Seana McKenna as Mary: opening her arms to a challenging role
Photos by Kevin Berne
Canadian actress Seana McKenna is divine.
The role she fills in Irish playwright Colm Tóibín's Testament, a one-woman drama, may or may not be. McKenna plays Mary, the mother of Jesus.
Drawn from productions that drew raves and controversy in London and New York, as well as from a novella that expands upon the stage treatment, this Testament is compelling, provocative and consistently riveting in its premiere in ACT's Geary Theater.
Whatever viewers may think of the play's theological aspects, one quality of Tóibín's Mary can't be questioned, as brought to life by McKenna under Carey Perloff's direction.
She is a mother, one whose love for her son -- whose name she never utters -- transcends all else. She is not the ethereal Madonna that artists have presented since the renaissance, if not before, but an earthy woman distinguished by strength, determination, vulnerability, guilt and searing anguish.
This Mary's love leads her to question the company her son keeps, especially the men closest to him, whom she labels "misfits." It leads her to view with flickers of skepticism some deeds with which he has been credited, and to react with astonishment when he raises Lazarus from the dead, before her eyes and in view of a multitude. During the wedding at Cana, she wonders whether the urns in which water turned to wine may not have been filled with wine in the first place.
Dressed in a quilted skirt, heavy sweater and tasseled shawl, principally in subdued shades of gray and blue, McKenna recounts the story within the confines of a bare room surrounded by straight-edged shards of plexiglass and a cage-like rebar frame. Her attire and the set's spare furnishings, which include a folding table and crude chairs, are modern, yet they suggest timelessness. As for the plexiglass and rebar, I found it more puzzling than supportive.

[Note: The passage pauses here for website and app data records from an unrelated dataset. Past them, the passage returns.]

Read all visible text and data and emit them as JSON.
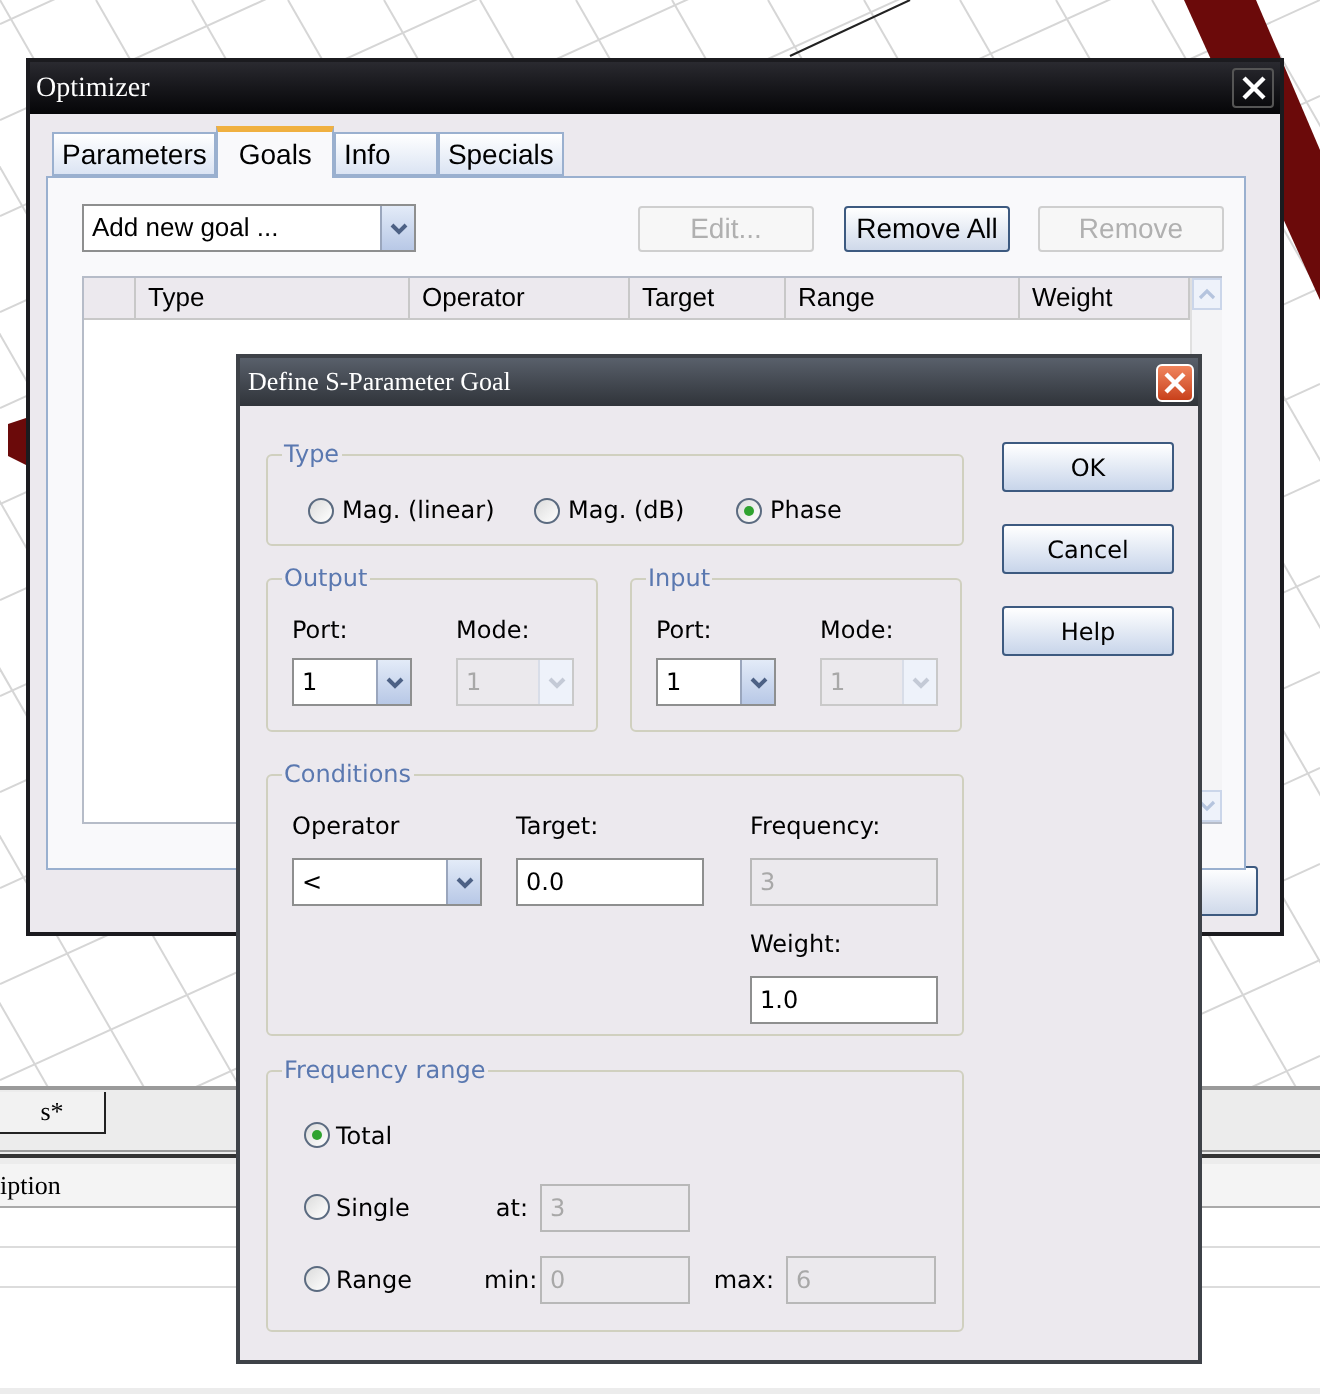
{
  "background": {
    "tab": "s*",
    "column_header": "iption"
  },
  "optimizer": {
    "title": "Optimizer",
    "tabs": [
      {
        "label": "Parameters",
        "selected": false
      },
      {
        "label": "Goals",
        "selected": true
      },
      {
        "label": "Info",
        "selected": false
      },
      {
        "label": "Specials",
        "selected": false
      }
    ],
    "goal_dropdown": {
      "value": "Add new goal ..."
    },
    "buttons": [
      {
        "label": "Edit...",
        "disabled": true
      },
      {
        "label": "Remove All",
        "disabled": false
      },
      {
        "label": "Remove",
        "disabled": true
      }
    ],
    "table": {
      "columns": [
        "Type",
        "Operator",
        "Target",
        "Range",
        "Weight"
      ]
    }
  },
  "dialog": {
    "title": "Define S-Parameter Goal",
    "type": {
      "label": "Type",
      "options": [
        {
          "label": "Mag. (linear)",
          "selected": false
        },
        {
          "label": "Mag. (dB)",
          "selected": false
        },
        {
          "label": "Phase",
          "selected": true
        }
      ]
    },
    "ports": [
      {
        "label": "Output",
        "port": {
          "label": "Port:",
          "value": "1",
          "disabled": false
        },
        "mode": {
          "label": "Mode:",
          "value": "1",
          "disabled": true
        }
      },
      {
        "label": "Input",
        "port": {
          "label": "Port:",
          "value": "1",
          "disabled": false
        },
        "mode": {
          "label": "Mode:",
          "value": "1",
          "disabled": true
        }
      }
    ],
    "conditions": {
      "label": "Conditions",
      "operator": {
        "label": "Operator",
        "value": "<"
      },
      "target": {
        "label": "Target:",
        "value": "0.0",
        "disabled": false
      },
      "frequency": {
        "label": "Frequency:",
        "value": "3",
        "disabled": true
      },
      "weight": {
        "label": "Weight:",
        "value": "1.0",
        "disabled": false
      }
    },
    "frequency_range": {
      "label": "Frequency range",
      "options": [
        {
          "label": "Total",
          "selected": true
        },
        {
          "label": "Single",
          "selected": false,
          "fields": [
            {
              "label": "at:",
              "value": "3",
              "disabled": true
            }
          ]
        },
        {
          "label": "Range",
          "selected": false,
          "fields": [
            {
              "label": "min:",
              "value": "0",
              "disabled": true
            },
            {
              "label": "max:",
              "value": "6",
              "disabled": true
            }
          ]
        }
      ]
    },
    "buttons": [
      "OK",
      "Cancel",
      "Help"
    ]
  }
}
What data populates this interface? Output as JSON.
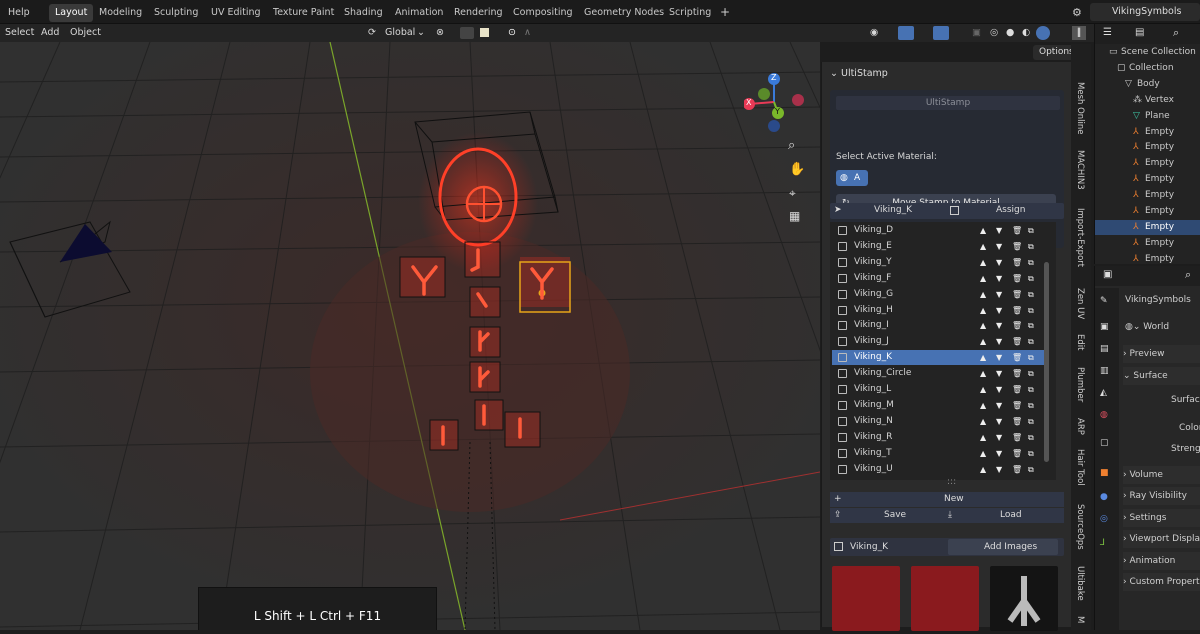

Several times a gritty McKenna makes clear that the history she is relating comes from Mary's own eyes, her own experiences and her own perceptions. Her Mary tells of refusing to be swayed by two scribes who have repeatedly demanded that she change her narrative to one that fits their conceptions. Hers is the Gospel According to Mary, the truth as she knows it, and no one will make her shape it differently.
Agonized memories: one aspect of Tóibín's Testament
McKenna shows us a Mary who endures confusion and heartache during an encounter with her son in which he fails to acknowledge her, or perhaps even to recognize her. And she shows us a woman tormented by guilt many years later because she fled from Calvary rather than watch his final hours. Her flight, she explains, was prompted by a friend's warning that she was the target of an assassin.
Before her escape, however, she witnessed the climb to Calvary and her son's impalement on the cross. Those experiences, framed into words by Tóibín and given brutally vivid expression by McKenna, raise the drama to peaks of passion and anguish that theater seldom achieves.
They make us feel the pain of the crown of thorns and the agony of a futile struggle to resist soldiers charged with driving nails through her son's hands and into a wooden cross. It's horrifying.
Those may be the drama's climactic moments, but not its conclusion. The resurrection can't be ignored, of course, and neither can the need to bring Mary's personal story to closure. Tóibín's solution to that takes a strange direction, though it works within the context of the play. She finds peace in a pagan temple, one dedicated to Artemis, the Greek goddess of motherhood, among many things.
This is fiction, after all, and it doesn't call for belief. It calls for engagement, and on that ground ACT's Testament is a triumph.
Testament runs through Nov. 23 in ACT's Geary Theater, 415 Geary St., San Francisco. Tickets are $20-$120, from 415-749-2228 or act-sf.org